Wherever possible, the National Institute for Health and Care Excellence aims to publish recommendations on new drugs within a few months of licensing and now publishes draft guidance on cancer drugs even before licensing. Many thousands of patients have benefited from rapid access to effective new drugs as a result.
The Secretary of State will know that Maryam is now nine months old. We have been waiting nine long weeks for NICE to announce a decision that I am told it has already made. Spinal muscular atrophy babies have been waiting 16 months for the care they need, which is longer than many SMA babies live without treatment. There is another closed-door meeting tomorrow. If NICE finally decides to provide Spinraza on the NHS, how long will it be before Maryam and the other babies get their first dose?
The hon. Lady rightly raises an important case, and I have met her about it and followed it closely. As she says, there is work ongoing and happening this week to try to make progress. NICE is currently developing technical appraisal guidance on the use of the drug Spinraza, to which she refers. We are working to ensure that we can get it right.
As chairman of the all-party parliamentary group on multiple sclerosis, may I urge my right hon. Friend to ask NICE to expedite its perfectly proper processes on the licensing of cannabis-based drugs, particularly for the treatment of multiple sclerosis, Parkinson’s and motor neurone disease?
Yes. My hon. Friend raises another important area where progress is being made on the ability for people to get access to drugs that could help them. In the case of medicinal cannabis, we now have a programme in place, as we discussed in this Chamber a couple of weeks ago, so that those with acute conditions and with clinical support for using medicinal cannabis can get it. We are also working as rapidly as we reasonably can to normalise the ability to use medicinal cannabis within the NHS.
Kuvan, Orkambi and Spinraza—these are just three life-changing drugs to which thousands of patients are being denied access on the NHS. Patients have waited far too long for the drugs they desperately need, and for some, as we have heard, it is a matter of life and death. Does the Secretary of State agree that the NICE appraisal process for rare diseases is just not fit for purpose?
I do agree it is important that NICE constantly tries to get those decisions made objectively, robustly and as fast as possible.

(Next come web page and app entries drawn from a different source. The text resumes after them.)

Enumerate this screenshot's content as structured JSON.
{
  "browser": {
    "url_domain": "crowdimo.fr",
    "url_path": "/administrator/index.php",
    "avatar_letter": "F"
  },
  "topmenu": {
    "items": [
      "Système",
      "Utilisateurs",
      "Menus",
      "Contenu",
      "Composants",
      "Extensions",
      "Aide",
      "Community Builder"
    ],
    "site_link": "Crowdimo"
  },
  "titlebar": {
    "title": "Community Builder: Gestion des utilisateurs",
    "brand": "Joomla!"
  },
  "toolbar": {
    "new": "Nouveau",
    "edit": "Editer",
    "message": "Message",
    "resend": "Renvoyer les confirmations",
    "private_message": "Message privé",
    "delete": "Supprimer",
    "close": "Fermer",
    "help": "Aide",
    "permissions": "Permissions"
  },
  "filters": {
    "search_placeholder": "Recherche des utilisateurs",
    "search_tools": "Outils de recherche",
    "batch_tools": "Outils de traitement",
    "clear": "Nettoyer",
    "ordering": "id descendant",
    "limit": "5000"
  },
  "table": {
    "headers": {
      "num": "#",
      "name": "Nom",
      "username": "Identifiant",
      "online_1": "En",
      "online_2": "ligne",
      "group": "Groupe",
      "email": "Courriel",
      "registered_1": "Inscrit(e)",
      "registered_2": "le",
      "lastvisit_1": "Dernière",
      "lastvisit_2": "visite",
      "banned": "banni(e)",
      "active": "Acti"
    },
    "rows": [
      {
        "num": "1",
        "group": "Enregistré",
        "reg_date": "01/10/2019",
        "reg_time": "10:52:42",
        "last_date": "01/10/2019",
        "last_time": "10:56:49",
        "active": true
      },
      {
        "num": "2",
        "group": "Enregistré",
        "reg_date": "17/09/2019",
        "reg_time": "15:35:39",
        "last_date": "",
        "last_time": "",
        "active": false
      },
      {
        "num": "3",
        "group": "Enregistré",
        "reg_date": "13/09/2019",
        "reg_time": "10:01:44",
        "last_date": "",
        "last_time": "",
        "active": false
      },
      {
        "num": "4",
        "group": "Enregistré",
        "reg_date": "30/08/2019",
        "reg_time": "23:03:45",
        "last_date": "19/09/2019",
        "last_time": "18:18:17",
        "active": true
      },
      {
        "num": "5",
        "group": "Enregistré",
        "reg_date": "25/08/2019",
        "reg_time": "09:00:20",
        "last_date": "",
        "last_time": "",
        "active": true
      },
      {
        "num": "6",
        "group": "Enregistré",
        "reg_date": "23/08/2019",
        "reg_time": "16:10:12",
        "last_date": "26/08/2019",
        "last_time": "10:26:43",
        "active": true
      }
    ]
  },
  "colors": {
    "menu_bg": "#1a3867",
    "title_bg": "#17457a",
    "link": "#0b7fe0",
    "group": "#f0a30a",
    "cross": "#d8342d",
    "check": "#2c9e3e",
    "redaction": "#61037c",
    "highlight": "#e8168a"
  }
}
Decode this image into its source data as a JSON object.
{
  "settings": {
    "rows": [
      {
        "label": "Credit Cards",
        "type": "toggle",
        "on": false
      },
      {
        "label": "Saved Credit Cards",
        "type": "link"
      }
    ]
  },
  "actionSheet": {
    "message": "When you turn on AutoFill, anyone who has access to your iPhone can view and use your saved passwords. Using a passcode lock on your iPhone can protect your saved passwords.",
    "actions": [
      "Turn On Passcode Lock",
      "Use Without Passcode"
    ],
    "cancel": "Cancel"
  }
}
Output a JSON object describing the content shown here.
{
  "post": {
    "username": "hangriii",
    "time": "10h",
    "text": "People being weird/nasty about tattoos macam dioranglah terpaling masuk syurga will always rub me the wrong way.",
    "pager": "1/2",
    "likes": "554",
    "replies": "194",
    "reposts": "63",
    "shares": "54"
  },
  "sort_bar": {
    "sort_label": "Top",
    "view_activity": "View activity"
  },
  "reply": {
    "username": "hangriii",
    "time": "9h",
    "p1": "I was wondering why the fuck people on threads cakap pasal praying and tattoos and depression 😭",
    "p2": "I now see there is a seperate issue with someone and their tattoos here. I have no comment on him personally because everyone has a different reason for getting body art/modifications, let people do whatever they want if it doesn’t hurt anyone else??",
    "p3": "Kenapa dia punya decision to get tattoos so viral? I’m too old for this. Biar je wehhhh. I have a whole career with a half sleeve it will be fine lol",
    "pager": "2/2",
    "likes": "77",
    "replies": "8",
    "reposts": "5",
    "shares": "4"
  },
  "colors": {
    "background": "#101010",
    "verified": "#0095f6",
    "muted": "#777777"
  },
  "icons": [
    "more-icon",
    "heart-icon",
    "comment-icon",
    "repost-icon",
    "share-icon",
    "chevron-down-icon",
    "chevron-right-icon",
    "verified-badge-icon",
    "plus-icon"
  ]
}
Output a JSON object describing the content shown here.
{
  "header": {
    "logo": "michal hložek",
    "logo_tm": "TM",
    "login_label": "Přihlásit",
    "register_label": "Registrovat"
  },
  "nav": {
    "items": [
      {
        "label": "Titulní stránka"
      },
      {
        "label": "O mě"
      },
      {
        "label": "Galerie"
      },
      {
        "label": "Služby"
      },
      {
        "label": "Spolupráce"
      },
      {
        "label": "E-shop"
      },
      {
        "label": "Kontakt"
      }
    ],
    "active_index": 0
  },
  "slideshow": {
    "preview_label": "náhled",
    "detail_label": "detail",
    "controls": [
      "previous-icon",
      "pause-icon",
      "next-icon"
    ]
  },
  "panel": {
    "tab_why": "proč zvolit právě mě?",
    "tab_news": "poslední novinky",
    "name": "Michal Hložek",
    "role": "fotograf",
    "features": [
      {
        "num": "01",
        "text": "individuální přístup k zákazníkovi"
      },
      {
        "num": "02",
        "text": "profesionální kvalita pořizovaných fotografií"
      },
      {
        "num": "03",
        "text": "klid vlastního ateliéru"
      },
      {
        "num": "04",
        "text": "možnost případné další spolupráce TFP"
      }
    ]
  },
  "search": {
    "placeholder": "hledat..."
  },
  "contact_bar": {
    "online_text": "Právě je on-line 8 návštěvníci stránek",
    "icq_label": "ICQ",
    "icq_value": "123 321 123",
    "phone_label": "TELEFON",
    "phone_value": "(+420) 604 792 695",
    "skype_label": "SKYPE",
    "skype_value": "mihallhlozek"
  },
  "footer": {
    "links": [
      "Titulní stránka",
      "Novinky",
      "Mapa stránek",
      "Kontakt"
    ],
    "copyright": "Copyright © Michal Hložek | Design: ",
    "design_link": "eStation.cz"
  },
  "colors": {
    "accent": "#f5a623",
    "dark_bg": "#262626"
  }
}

There is cross-party support, and I hope continuing cross-party support, for these judgments being made independently so that they are taken not by Ministers but by clinicians. We can all agree that this has to be done as quickly and as efficiently as possible.